Lemonade (LMND -0.09%) has emerged in recent years as one of the most popular and interesting fintech stocks in the insurance industry. This digital disruptor uses artificial intelligence (AI) and machine learning to issue policies and handle most claims in a matter of minutes, and everything is done through an app or online.

Its business model is also different from that of traditional insurers. If anything is left after the claims and expenses are paid, the money goes to the charity of the customer's choice. Typical insurers profit from these unclaimed premiums.

It is a great model and a terrific company that has been expanding its customer base quite rapidly. Moreover, the stock has surged this year, up about 7% to about $15 per share, after a difficult two years. While it might look enticing at its reduced stock price, I'm not ready to buy. Here's why.

A strong fourth quarter

Lemonade went public in July 2020 at $29 per share and on its first day of trading, July 2, it hit about $50 per share. It finished 2020 up about 109% and on Feb. 4, 2021, it closed at an all-time high of about $164.

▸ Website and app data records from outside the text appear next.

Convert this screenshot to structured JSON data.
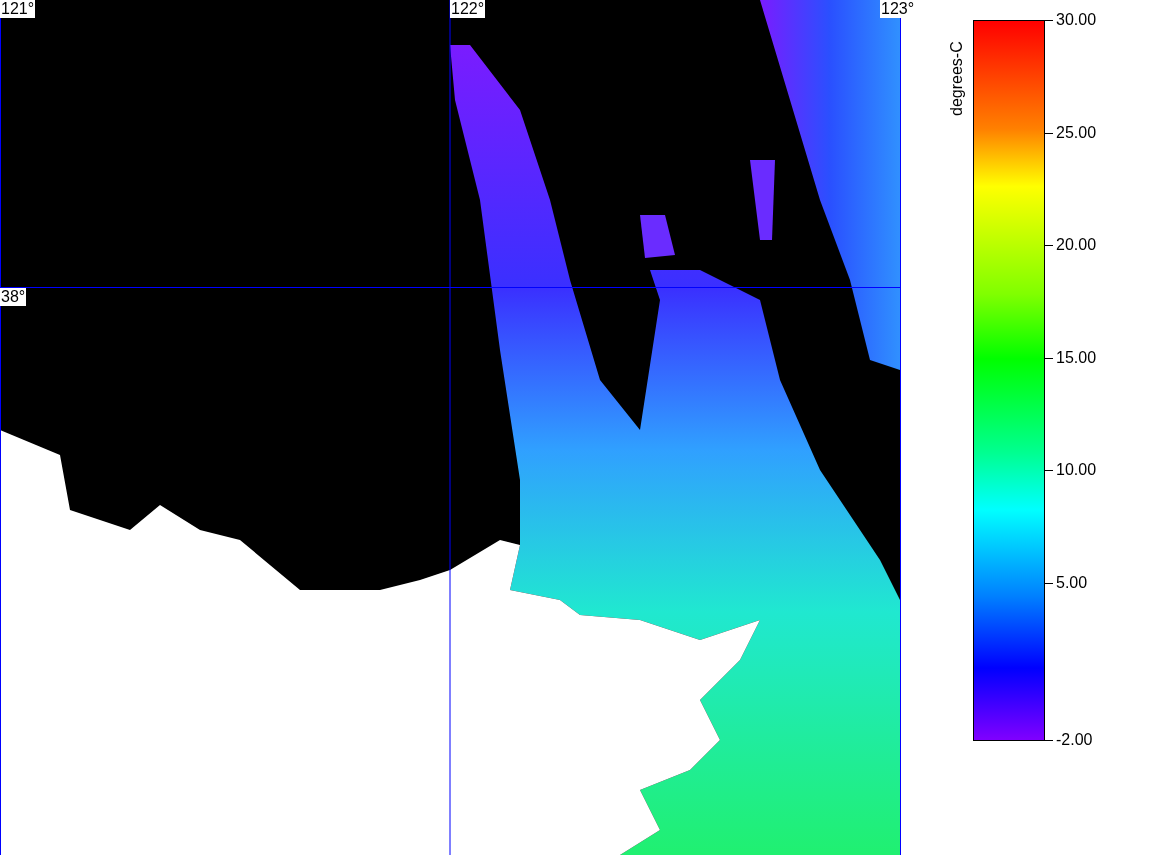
{
  "map": {
    "longitude_labels": [
      "121°",
      "122°",
      "123°"
    ],
    "latitude_labels": [
      "38°"
    ]
  },
  "legend": {
    "title": "degrees-C",
    "ticks": [
      "30.00",
      "25.00",
      "20.00",
      "15.00",
      "10.00",
      "5.00",
      "-2.00"
    ]
  }
}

It had surged based on its robust customer and user growth and from excitement about its disruptive technology. But like many speculative fintechs post-pandemic, it came crashing down. The stock price plummeted 66% in 2021 and 67% in 2022.

The recent share price might look enticing, and its price-to-sales ratio is down to about 4.6, which is still a bit high, but way down from 23 at the end of 2021, and 12.6 about a year ago.

It looks even more compelling when you consider the fact that it expanded into the potentially lucrative car insurance business with the acquisition of Metromile last year. It now offers renters, homeowners, pet, life, and car policies. It has also continued to grow and improve in some key metrics.

In the fourth quarter and year-end earnings report, Lemonadeʻs in-force premiums were up 64% year over year to $625 million while the gross earned premium was up 69% to $151 million. Also, the gross loss ratio dropped to 89% at the end of the fourth quarter, down from 96% at the end of the 2021. The lower the gross loss ratio, the more profitable the company is. In addition, the total number of customers grew 27% year over year to 1.8 million.

Ultimately, Lemonade saw a 115% spike in revenue to $88.5 million in the quarter. There is a lot to like there, but on the other hand, there are some concerns.

Growing pains?

The primary concern about Lemonade right now is its lack of profitability. It had a net loss of $63.7 million ($0.93 per share) in the most recent quarter, down slightly from a net loss of $70.3 million a year earlier.

Also, on the basis of earnings before interest, taxes, depreciation, and amortization (EBITDA), the company posted an adjusted loss of $51.7 million in the quarter, up from $51.2 million a year ago. For all of 2022, Lemonade had a net loss of $298 million, up from a net loss of $241 million the previous year.

Furthermore, operating expenses were up about 12% year over year to $95 million, with costs associated with the acquisition of Metromile as the primary driver. It is certainly not unusual for a rapidly growing young company to have rising expenses related to acquisitions and capital expenditures. But you do want to see continued progress toward profitability, and the company's forecast for 2023 doesn't indicate that this is the case.

Lemonade anticipates an adjusted EBITDA loss of $63 million to $65 million in the first quarter, which is up considerably from the fourth quarter. For the full year, the company projects an adjusted EBITDA loss of $240 million to $245 million, up from $225 million in 2022.

This suggests that there could be another year of growing pains for Lemonade. If I owned the stock, I would hold, because there is a lot of potential for it to be that disruptor down the road. But for those kicking the tires, it is probably best to wait a few quarters to get a better sense of its path to profitability.